Problem description >>
Give an exact reproduction of all the lines in the listing.
The input Start Marker
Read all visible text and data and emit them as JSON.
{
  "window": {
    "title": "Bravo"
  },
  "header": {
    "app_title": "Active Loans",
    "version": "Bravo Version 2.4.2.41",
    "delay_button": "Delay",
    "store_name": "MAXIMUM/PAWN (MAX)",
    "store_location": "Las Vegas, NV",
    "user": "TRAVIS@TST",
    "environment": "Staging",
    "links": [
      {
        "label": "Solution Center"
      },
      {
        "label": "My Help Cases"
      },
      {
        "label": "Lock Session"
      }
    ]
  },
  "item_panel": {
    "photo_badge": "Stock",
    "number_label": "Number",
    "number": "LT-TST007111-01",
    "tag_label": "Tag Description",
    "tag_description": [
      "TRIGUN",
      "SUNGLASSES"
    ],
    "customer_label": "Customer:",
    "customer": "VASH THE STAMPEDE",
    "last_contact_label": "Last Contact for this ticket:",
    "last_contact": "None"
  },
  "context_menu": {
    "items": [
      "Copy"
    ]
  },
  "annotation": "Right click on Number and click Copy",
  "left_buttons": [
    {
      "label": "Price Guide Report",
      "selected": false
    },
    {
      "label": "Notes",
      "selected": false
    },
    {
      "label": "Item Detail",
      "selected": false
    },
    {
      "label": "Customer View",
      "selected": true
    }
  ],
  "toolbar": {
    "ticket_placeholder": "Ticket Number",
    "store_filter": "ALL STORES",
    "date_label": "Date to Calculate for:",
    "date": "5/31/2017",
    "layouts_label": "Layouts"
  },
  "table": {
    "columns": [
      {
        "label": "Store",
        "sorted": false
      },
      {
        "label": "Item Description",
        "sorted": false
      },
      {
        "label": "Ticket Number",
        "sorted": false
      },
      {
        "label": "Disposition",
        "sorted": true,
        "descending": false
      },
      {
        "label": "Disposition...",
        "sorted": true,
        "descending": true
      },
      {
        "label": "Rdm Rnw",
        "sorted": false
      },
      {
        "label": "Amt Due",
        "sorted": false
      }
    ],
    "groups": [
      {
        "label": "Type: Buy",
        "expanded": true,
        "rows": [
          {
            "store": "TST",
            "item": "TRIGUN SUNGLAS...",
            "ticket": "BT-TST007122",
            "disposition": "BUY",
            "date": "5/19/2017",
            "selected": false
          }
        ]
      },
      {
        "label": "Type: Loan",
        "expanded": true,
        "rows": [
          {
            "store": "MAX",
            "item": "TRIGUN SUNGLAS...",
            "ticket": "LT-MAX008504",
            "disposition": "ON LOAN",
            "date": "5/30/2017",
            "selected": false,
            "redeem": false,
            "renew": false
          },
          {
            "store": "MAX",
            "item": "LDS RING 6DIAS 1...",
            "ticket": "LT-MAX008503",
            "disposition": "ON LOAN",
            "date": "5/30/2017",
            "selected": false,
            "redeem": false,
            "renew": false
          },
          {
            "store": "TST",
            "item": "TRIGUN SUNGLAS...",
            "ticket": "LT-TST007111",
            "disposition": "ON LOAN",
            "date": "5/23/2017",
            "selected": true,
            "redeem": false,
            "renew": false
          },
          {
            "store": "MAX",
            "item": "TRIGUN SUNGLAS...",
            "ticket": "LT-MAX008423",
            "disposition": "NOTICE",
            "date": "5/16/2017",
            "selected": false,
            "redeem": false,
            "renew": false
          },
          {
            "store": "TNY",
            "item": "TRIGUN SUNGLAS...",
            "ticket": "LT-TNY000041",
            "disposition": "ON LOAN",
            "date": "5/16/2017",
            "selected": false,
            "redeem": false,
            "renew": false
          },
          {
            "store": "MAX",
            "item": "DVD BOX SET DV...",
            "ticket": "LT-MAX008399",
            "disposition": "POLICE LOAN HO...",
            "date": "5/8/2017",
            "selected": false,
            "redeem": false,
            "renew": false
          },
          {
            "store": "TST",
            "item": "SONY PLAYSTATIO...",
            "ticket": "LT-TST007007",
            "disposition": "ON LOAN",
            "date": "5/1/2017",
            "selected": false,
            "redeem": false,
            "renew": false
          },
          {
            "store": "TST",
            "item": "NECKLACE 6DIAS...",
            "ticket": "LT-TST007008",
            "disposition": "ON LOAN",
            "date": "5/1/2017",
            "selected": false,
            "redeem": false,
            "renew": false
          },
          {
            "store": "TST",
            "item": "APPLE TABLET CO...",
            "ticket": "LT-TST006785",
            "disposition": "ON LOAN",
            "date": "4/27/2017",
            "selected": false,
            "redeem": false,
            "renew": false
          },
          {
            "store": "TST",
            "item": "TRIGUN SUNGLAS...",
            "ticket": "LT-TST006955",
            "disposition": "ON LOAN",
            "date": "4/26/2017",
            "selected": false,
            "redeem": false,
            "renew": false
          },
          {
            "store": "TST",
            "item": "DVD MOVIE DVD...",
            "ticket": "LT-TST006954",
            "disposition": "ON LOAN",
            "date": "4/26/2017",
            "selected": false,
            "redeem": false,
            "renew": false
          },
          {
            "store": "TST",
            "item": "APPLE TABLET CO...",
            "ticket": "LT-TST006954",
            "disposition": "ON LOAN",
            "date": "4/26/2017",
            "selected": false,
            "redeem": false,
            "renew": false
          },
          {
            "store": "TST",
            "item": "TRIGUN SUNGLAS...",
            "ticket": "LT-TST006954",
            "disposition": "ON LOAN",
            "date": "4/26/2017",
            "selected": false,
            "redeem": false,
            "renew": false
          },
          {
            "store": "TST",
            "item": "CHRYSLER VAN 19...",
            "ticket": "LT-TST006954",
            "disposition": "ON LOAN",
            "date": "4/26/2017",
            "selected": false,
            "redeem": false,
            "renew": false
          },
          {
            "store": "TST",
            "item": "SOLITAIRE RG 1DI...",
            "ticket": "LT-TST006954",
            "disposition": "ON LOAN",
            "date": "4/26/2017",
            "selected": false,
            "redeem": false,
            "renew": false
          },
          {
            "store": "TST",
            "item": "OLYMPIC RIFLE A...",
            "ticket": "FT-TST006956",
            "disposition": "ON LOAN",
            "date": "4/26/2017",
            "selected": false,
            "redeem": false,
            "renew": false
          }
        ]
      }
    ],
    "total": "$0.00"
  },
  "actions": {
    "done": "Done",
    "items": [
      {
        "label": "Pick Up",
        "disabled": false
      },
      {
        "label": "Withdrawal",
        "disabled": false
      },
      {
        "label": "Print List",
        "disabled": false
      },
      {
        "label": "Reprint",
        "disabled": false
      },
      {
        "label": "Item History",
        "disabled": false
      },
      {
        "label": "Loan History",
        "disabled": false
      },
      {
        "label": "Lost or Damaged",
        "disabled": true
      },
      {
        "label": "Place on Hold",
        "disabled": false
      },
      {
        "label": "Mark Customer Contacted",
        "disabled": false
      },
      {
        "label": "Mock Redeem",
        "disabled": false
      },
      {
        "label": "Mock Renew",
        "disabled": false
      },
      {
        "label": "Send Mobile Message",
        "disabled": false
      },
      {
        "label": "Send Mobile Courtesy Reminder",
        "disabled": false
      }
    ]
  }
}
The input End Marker
Finished task >>
Read all visible text and data and emit them as JSON.
{
  "window": {
    "title": "Bravo"
  },
  "header": {
    "app_title": "Active Loans",
    "version": "Bravo Version 2.4.2.41",
    "delay_button": "Delay",
    "store_name": "MAXIMUM/PAWN (MAX)",
    "store_location": "Las Vegas, NV",
    "user": "TRAVIS@TST",
    "environment": "Staging",
    "links": [
      {
        "label": "Solution Center"
      },
      {
        "label": "My Help Cases"
      },
      {
        "label": "Lock Session"
      }
    ]
  },
  "item_panel": {
    "photo_badge": "Stock",
    "number_label": "Number",
    "number": "LT-TST007111-01",
    "tag_label": "Tag Description",
    "tag_description": [
      "TRIGUN",
      "SUNGLASSES"
    ],
    "customer_label": "Customer:",
    "customer": "VASH THE STAMPEDE",
    "last_contact_label": "Last Contact for this ticket:",
    "last_contact": "None"
  },
  "context_menu": {
    "items": [
      "Copy"
    ]
  },
  "annotation": "Right click on Number and click Copy",
  "left_buttons": [
    {
      "label": "Price Guide Report",
      "selected": false
    },
    {
      "label": "Notes",
      "selected": false
    },
    {
      "label": "Item Detail",
      "selected": false
    },
    {
      "label": "Customer View",
      "selected": true
    }
  ],
  "toolbar": {
    "ticket_placeholder": "Ticket Number",
    "store_filter": "ALL STORES",
    "date_label": "Date to Calculate for:",
    "date": "5/31/2017",
    "layouts_label": "Layouts"
  },
  "table": {
    "columns": [
      {
        "label": "Store",
        "sorted": false
      },
      {
        "label": "Item Description",
        "sorted": false
      },
      {
        "label": "Ticket Number",
        "sorted": false
      },
      {
        "label": "Disposition",
        "sorted": true,
        "descending": false
      },
      {
        "label": "Disposition...",
        "sorted": true,
        "descending": true
      },
      {
        "label": "Rdm Rnw",
        "sorted": false
      },
      {
        "label": "Amt Due",
        "sorted": false
      }
    ],
    "groups": [
      {
        "label": "Type: Buy",
        "expanded": true,
        "rows": [
          {
            "store": "TST",
            "item": "TRIGUN SUNGLAS...",
            "ticket": "BT-TST007122",
            "disposition": "BUY",
            "date": "5/19/2017",
            "selected": false
          }
        ]
      },
      {
        "label": "Type: Loan",
        "expanded": true,
        "rows": [
          {
            "store": "MAX",
            "item": "TRIGUN SUNGLAS...",
            "ticket": "LT-MAX008504",
            "disposition": "ON LOAN",
            "date": "5/30/2017",
            "selected": false,
            "redeem": false,
            "renew": false
          },
          {
            "store": "MAX",
            "item": "LDS RING 6DIAS 1...",
            "ticket": "LT-MAX008503",
            "disposition": "ON LOAN",
            "date": "5/30/2017",
            "selected": false,
            "redeem": false,
            "renew": false
          },
          {
            "store": "TST",
            "item": "TRIGUN SUNGLAS...",
            "ticket": "LT-TST007111",
            "disposition": "ON LOAN",
            "date": "5/23/2017",
            "selected": true,
            "redeem": false,
            "renew": false
          },
          {
            "store": "MAX",
            "item": "TRIGUN SUNGLAS...",
            "ticket": "LT-MAX008423",
            "disposition": "NOTICE",
            "date": "5/16/2017",
            "selected": false,
            "redeem": false,
            "renew": false
          },
          {
            "store": "TNY",
            "item": "TRIGUN SUNGLAS...",
            "ticket": "LT-TNY000041",
            "disposition": "ON LOAN",
            "date": "5/16/2017",
            "selected": false,
            "redeem": false,
            "renew": false
          },
          {
            "store": "MAX",
            "item": "DVD BOX SET DV...",
            "ticket": "LT-MAX008399",
            "disposition": "POLICE LOAN HO...",
            "date": "5/8/2017",
            "selected": false,
            "redeem": false,
            "renew": false
          },
          {
            "store": "TST",
            "item": "SONY PLAYSTATIO...",
            "ticket": "LT-TST007007",
            "disposition": "ON LOAN",
            "date": "5/1/2017",
            "selected": false,
            "redeem": false,
            "renew": false
          },
          {
            "store": "TST",
            "item": "NECKLACE 6DIAS...",
            "ticket": "LT-TST007008",
            "disposition": "ON LOAN",
            "date": "5/1/2017",
            "selected": false,
            "redeem": false,
            "renew": false
          },
          {
            "store": "TST",
            "item": "APPLE TABLET CO...",
            "ticket": "LT-TST006785",
            "disposition": "ON LOAN",
            "date": "4/27/2017",
            "selected": false,
            "redeem": false,
            "renew": false
          },
          {
            "store": "TST",
            "item": "TRIGUN SUNGLAS...",
            "ticket": "LT-TST006955",
            "disposition": "ON LOAN",
            "date": "4/26/2017",
            "selected": false,
            "redeem": false,
            "renew": false
          },
          {
            "store": "TST",
            "item": "DVD MOVIE DVD...",
            "ticket": "LT-TST006954",
            "disposition": "ON LOAN",
            "date": "4/26/2017",
            "selected": false,
            "redeem": false,
            "renew": false
          },
          {
            "store": "TST",
            "item": "APPLE TABLET CO...",
            "ticket": "LT-TST006954",
            "disposition": "ON LOAN",
            "date": "4/26/2017",
            "selected": false,
            "redeem": false,
            "renew": false
          },
          {
            "store": "TST",
            "item": "TRIGUN SUNGLAS...",
            "ticket": "LT-TST006954",
            "disposition": "ON LOAN",
            "date": "4/26/2017",
            "selected": false,
            "redeem": false,
            "renew": false
          },
          {
            "store": "TST",
            "item": "CHRYSLER VAN 19...",
            "ticket": "LT-TST006954",
            "disposition": "ON LOAN",
            "date": "4/26/2017",
            "selected": false,
            "redeem": false,
            "renew": false
          },
          {
            "store": "TST",
            "item": "SOLITAIRE RG 1DI...",
            "ticket": "LT-TST006954",
            "disposition": "ON LOAN",
            "date": "4/26/2017",
            "selected": false,
            "redeem": false,
            "renew": false
          },
          {
            "store": "TST",
            "item": "OLYMPIC RIFLE A...",
            "ticket": "FT-TST006956",
            "disposition": "ON LOAN",
            "date": "4/26/2017",
            "selected": false,
            "redeem": false,
            "renew": false
          }
        ]
      }
    ],
    "total": "$0.00"
  },
  "actions": {
    "done": "Done",
    "items": [
      {
        "label": "Pick Up",
        "disabled": false
      },
      {
        "label": "Withdrawal",
        "disabled": false
      },
      {
        "label": "Print List",
        "disabled": false
      },
      {
        "label": "Reprint",
        "disabled": false
      },
      {
        "label": "Item History",
        "disabled": false
      },
      {
        "label": "Loan History",
        "disabled": false
      },
      {
        "label": "Lost or Damaged",
        "disabled": true
      },
      {
        "label": "Place on Hold",
        "disabled": false
      },
      {
        "label": "Mark Customer Contacted",
        "disabled": false
      },
      {
        "label": "Mock Redeem",
        "disabled": false
      },
      {
        "label": "Mock Renew",
        "disabled": false
      },
      {
        "label": "Send Mobile Message",
        "disabled": false
      },
      {
        "label": "Send Mobile Courtesy Reminder",
        "disabled": false
      }
    ]
  }
}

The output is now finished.